Happy May, y’all. Nothing like starting this blog entry with a weather update. We’re in the 100 degree stretch until September, and according to the uber-reliable news source Bahrain Confidential, it was the hottest April since weather was first recorded in 1902. Wahoo! I’ve taken to mooching off friends with pools, and while I was still walking home from work (it’s a health concern now – seriously!), I *might* have changed before leaving to avoid trying to suit up sweaty after arriving at home to my building’s rooftop pool (think the 1990s “wet jean shorts after a water ride” debacle). As I’m floating after my water aerobics (reason 57 why I continue to act 20 years older than my age), I often think about how much my life is like a vacation in Florida – without Mickey.
Since I don’t have much to report other than my 3 B’s lifestyle (bunko, book club, and bingo), there are a few quirky common experiences that many report experiencing in Bahrain. Most of them have to do with driving – are you surprised?
- The Bahraini Left – So…they’re not the best of drivers in this neck of the woods (neither am I), and many streets are technically “boulevards” with cement islands in the middle that trail off into left turn lanes. Well, here in Bahrain, you can actually turn left from ANY lane. So, yes, the left turn lane goes left. Middle lane? What the heck? There’s room. Right hand turn lane? Meh, they won’t hit me. See the diagram below.
- The Talabat Twenty- There’s this thing called Talabat that has destroyed my waistline, as well as many others who have come before me. It’s a food delivery service app that delivers any food, any time. McD’s Egg McMuffin at 7 a.m.? Cupcakes from Lola’s at midnight? Done and done! The saving grace is that the only pay options are “cash” and “benefit,” and I don’t know what benefit means….so no cash = microwave popcorn for dinner! By the way, the scores of food delivery motor bikes further complicate the Bahraini Left issue above.
- Service Surprise! – So, language can be an issue when trying to explain service requests. I’ll save my Moroccan bath fiasco for later. Anyhow, I just paid 16 BD ($42) for an oil filter – JUST THE FILTER! NOT THE OIL! OR THE CHANGE! Luckily, it was an interactive process where, since my car has US Specs, I got to hold the various filter sizes for the mechanic while he figured out which fit (and I held the discards – in 100 degree heat). With this, I was also there when they tried to pour an unidentified murky liquid from an unmarked bottle somewhere under the hood (why didn’t I take auto shop in school?!?), assuring me with, “madam, it is fine!” The receipt is in Arabic, so still not sure what “service” this was. On an exciting note, I got to climb down into the “pit” underneath the car that the mechanic works from. It reminded me of a tiny tiled swimming pool!
- TV Troubles – A massive topic plaguing expats abroad is how to stream current American TV shows…and if you’ve followed my blog, I’ve been tinkering with this since October.

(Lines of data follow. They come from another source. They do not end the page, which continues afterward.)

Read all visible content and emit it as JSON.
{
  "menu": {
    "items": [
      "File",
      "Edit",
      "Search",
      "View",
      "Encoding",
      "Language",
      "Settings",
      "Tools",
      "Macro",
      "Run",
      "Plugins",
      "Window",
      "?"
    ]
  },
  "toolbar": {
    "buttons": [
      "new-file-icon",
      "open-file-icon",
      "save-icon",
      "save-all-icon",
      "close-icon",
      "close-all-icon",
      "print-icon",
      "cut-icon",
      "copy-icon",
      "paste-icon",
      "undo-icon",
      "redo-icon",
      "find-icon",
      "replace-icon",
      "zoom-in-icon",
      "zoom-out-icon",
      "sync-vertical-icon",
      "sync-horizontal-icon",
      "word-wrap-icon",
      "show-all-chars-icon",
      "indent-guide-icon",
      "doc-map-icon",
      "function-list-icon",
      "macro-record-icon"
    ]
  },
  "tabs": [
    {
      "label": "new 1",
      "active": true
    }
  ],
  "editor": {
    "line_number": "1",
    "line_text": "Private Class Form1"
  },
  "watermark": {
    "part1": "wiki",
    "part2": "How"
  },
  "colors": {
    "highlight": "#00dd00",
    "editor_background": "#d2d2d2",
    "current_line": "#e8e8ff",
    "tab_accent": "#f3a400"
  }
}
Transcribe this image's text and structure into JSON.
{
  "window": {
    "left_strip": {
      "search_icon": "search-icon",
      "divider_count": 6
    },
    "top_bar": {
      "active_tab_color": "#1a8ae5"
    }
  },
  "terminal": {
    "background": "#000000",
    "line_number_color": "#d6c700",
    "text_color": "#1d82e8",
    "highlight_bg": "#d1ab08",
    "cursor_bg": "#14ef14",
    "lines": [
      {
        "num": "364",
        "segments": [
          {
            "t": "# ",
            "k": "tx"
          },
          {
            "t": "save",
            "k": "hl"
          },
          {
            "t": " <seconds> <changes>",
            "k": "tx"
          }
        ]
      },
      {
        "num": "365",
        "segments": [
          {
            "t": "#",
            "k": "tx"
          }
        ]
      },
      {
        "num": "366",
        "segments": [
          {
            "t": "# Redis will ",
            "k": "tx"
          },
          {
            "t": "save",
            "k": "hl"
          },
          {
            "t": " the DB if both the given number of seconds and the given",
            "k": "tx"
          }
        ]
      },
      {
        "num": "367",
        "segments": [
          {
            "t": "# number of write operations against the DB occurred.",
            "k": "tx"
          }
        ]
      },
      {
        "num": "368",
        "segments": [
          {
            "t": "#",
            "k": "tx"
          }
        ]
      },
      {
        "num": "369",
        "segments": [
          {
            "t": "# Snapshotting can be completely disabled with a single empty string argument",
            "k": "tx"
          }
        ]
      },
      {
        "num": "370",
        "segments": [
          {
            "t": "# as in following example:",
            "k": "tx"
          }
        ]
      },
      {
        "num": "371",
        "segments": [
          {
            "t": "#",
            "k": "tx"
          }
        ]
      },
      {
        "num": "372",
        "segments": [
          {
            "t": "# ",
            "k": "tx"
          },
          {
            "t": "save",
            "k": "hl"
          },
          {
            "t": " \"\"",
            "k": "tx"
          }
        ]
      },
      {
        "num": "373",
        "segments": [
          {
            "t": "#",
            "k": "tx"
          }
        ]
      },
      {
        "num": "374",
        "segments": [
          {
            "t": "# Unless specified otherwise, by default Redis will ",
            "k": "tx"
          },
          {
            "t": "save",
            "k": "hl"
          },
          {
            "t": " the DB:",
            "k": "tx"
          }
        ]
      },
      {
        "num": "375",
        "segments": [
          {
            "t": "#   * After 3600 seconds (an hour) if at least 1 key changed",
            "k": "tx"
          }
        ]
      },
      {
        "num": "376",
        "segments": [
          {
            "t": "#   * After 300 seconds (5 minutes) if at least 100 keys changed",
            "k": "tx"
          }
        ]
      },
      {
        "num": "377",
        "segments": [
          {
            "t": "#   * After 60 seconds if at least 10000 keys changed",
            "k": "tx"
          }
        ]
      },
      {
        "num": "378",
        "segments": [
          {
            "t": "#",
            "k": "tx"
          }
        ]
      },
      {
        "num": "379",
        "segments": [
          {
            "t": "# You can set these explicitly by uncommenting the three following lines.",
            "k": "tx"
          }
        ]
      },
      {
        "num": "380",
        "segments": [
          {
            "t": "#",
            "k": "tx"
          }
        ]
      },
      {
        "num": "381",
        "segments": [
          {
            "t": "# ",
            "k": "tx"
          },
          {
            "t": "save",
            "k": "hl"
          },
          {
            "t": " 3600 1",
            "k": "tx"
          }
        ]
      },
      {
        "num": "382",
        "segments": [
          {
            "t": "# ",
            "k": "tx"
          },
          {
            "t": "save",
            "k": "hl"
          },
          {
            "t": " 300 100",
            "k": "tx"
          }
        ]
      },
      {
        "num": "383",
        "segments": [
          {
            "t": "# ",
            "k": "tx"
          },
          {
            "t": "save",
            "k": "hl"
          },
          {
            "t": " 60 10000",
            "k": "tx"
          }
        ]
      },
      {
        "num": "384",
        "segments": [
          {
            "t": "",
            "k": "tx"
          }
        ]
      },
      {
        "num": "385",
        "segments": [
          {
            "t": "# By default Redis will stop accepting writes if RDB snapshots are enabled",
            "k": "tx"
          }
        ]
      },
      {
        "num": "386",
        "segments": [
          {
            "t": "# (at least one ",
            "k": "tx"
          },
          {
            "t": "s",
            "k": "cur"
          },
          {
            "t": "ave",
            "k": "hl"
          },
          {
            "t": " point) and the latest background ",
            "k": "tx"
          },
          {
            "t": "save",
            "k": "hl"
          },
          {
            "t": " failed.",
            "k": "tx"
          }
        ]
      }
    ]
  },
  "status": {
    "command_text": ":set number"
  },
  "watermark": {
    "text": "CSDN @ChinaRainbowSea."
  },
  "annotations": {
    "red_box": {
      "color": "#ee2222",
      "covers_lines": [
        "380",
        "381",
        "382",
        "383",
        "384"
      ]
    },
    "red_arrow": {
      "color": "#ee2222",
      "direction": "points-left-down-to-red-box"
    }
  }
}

Well, we’ve gotten to a workable point, folks… Through setting up multiple VPNs, then virtual VPN routers, and obsessively testing internet speed (after an internet search, I’ve found that mine is the strength typical of 2004 technology), I’ve figured out how to catch up on my Real Housewives – thank you, Roku (and my former student who sold it to me at Best Buy)! I’m ready to FaceTime with anyone caught up on Southern Charm, RHONY, or Vanderpump Rules. Thank goodness I’ve figured all this out before the real stuff (Game of Thrones) in the fall. I plan on setting my alarm for 2 a.m. and watching in “real time.”
Finally – thank you, Congress, for working things out (at least until September) so I GET TO GO HOME! I got my papers early this week, and I hope to have tickets soon. Time is winding down here, though not as fast as for y’all in the states. In the words of one of my favourite fellow teachers, we have 5 more [Sunday] “get ups,” but also unlike most of you in the states, we’ll be celebrating Ramadan through the end of the year. While the religious practices might not directly connect to me, there are a number of guidelines all citizens of Bahrain must follow regarding consumption of food, liquids, and dress, regardless of religion. I’ll leave that one for my final post of the year – Ramadan Days.

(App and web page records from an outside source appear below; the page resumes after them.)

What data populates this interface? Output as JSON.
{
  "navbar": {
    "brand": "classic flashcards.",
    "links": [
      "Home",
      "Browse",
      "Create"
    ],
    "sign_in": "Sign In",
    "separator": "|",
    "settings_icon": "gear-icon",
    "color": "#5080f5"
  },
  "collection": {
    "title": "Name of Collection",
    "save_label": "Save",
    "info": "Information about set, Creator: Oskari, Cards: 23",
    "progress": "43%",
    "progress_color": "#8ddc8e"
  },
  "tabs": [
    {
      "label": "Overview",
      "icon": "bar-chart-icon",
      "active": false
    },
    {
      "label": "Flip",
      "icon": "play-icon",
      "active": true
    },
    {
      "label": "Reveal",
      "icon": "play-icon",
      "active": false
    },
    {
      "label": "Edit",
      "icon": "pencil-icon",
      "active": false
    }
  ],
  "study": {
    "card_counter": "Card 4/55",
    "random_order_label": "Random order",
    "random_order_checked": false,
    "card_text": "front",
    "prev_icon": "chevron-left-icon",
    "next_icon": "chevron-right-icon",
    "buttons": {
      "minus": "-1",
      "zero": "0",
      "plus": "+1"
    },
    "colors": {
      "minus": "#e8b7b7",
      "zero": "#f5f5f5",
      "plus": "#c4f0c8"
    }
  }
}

Keeping my fingers crossed for warmer days for you, Chicago!